I had a long, long post about “What is a Data Scientist?” that was supposed to be my write-up of my session at North Carolina’s Analytics Camp on February 25. I’ll get back to that, and this blog will soon have a series on data science and what it means. It turns out, however, that my first data science writings weren’t about data science. Instead, I was writing about my old passion, the one that still keeps me up at night. I was writing about fraud–how to detect it, and how to fight it.
Then someone resigned from Goldman Sachs publicly and noisily, and I realized I knew what needed to be said. After all, there are plenty of people talking about data science and what it means to be a data scientist. There’s no point saying less than than your predecessors.
I have spent my entire career turning data into information and using that information to solve problems. Whether it was improving welfare-to-work programs, fighting fraud, or designing smart systems, I have always believed in the power of statistical analysts–sound, carefully vetted and utilized statistical analysis—to help people do their jobs better. A good analysis can answer questions you never thought to ask. It can give you insights that decades of business experience can’t. It can literally transform your thinking and your organization.
Data, harnessed and utilized by the right people in the right way, can be a powerful force for good. Whether your version of good is making a lot of money for your customers or catching bad guys or developing efficient technologies that improve the way we live, information is the first step in getting there, and collecting data is the first step in developing information.
But data, harnessed by the wrong people in the wrong way, can be a powerful force for evil. The complicated mortgage-backed securities that wrecked the economy are a shining example of data analysis gone wrong. Whether you think the Wall Street traders selling those financial instruments were delusional, misinformed, or unlucky, the fact is that those instruments were designed using sophisticated mathematics that look a lot like the models we’re using to run train systems and target advertising. In the early days, those financial instruments paid off beyond any investor’s expectations. They were based on the then-sound principle that people will pay their mortgages almost surely.
Mortgage-backed securities were profitable, and so Wall Street needed more.

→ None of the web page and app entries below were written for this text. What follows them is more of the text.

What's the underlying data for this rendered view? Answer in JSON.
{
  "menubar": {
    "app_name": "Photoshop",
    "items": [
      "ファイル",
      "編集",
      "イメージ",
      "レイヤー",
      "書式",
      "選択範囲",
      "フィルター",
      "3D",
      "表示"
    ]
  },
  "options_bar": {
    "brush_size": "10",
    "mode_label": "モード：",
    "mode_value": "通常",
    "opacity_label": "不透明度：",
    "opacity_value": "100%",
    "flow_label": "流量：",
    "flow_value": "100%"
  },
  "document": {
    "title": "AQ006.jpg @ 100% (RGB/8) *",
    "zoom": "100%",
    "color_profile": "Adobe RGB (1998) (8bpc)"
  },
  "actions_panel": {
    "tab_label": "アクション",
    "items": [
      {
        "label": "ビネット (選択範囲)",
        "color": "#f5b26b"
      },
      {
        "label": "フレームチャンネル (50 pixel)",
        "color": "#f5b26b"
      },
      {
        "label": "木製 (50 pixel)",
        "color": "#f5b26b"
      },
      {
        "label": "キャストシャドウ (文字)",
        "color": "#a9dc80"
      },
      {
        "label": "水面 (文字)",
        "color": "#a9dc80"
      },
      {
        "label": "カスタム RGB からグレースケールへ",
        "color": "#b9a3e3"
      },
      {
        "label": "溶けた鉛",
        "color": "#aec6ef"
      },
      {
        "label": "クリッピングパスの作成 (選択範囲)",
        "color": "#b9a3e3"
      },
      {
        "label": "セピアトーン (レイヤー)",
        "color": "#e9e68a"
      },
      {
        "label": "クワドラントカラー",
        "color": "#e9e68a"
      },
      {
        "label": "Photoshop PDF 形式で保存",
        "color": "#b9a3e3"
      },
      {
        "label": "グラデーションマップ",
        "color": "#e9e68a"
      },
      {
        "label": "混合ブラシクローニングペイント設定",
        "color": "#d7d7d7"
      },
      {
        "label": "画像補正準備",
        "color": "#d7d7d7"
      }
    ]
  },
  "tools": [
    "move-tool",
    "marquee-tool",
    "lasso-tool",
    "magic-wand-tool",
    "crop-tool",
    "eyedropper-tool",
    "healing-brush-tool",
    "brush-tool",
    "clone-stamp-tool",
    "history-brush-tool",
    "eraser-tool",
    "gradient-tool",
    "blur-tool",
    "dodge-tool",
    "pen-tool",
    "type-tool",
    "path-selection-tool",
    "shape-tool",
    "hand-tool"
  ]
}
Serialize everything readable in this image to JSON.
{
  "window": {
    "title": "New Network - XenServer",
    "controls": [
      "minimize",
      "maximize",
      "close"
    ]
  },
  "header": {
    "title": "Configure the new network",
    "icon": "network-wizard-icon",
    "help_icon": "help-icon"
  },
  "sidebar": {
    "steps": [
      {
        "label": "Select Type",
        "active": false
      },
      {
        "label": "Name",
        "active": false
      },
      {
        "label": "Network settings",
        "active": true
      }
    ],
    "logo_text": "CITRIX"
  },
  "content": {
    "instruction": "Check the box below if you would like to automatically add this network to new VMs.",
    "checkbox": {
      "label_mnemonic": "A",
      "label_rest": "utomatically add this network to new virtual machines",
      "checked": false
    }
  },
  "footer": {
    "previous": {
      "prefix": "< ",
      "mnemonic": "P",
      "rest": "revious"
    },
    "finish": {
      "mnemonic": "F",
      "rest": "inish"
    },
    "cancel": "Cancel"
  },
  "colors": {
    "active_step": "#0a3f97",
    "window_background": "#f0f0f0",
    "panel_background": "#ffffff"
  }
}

Eventually, they started running low on mortgages, and so they needed more mortgages. Banks had enormous incentives to lend money in any way that they could justify as a “mortgage”, which meant they had incentives to relax those rules that traditionally guaranteed a mortgage holder would pay. The securities Wall Street was selling still looked the same, but their foundations were shakier and shakier—and then they collapsed.
Data science is currently at the same stage as those early derivatives. The technology is new; there are plenty of customers who can benefit, and the upsides are huge. Growth like this, however, does not last. It cannot last, and now is the time for us to think hard about where we’re headed. What we do is difficult. It’s hard to explain, and it’s easy to fake. It’s our responsibility to make sure our customers are informed about what they’re buying and their expected return on investment. Sure, the first project might pay off (or be made to look like it did), but what about the second one? Or the third? How many projects can we run, for how long, and when do we stop earning those big checks?
There are already some disturbing trends in our little community, and I am not the only person who’s noticed. From the schools who promise quick degrees followed by lucrative careers to the big data advocates who promise to transform a business overnight, we’re already in danger of selling too much too fast. When one of these projects fails publicly and expensively (and one will, the laws of probability dictate that one must) will we be prepared to handle that failure gracefully?
Greg Smith, formerly of Goldman Sachs, is right: If people don’t trust you, they’ll stop doing business with you. Right now, we are making some grand, grand promises that demand a lot of investment from the people who believe in them. The question is, do we really plan to deliver?
Or are we just making as much profit as we can, as fast as we can, and letting the customer come last?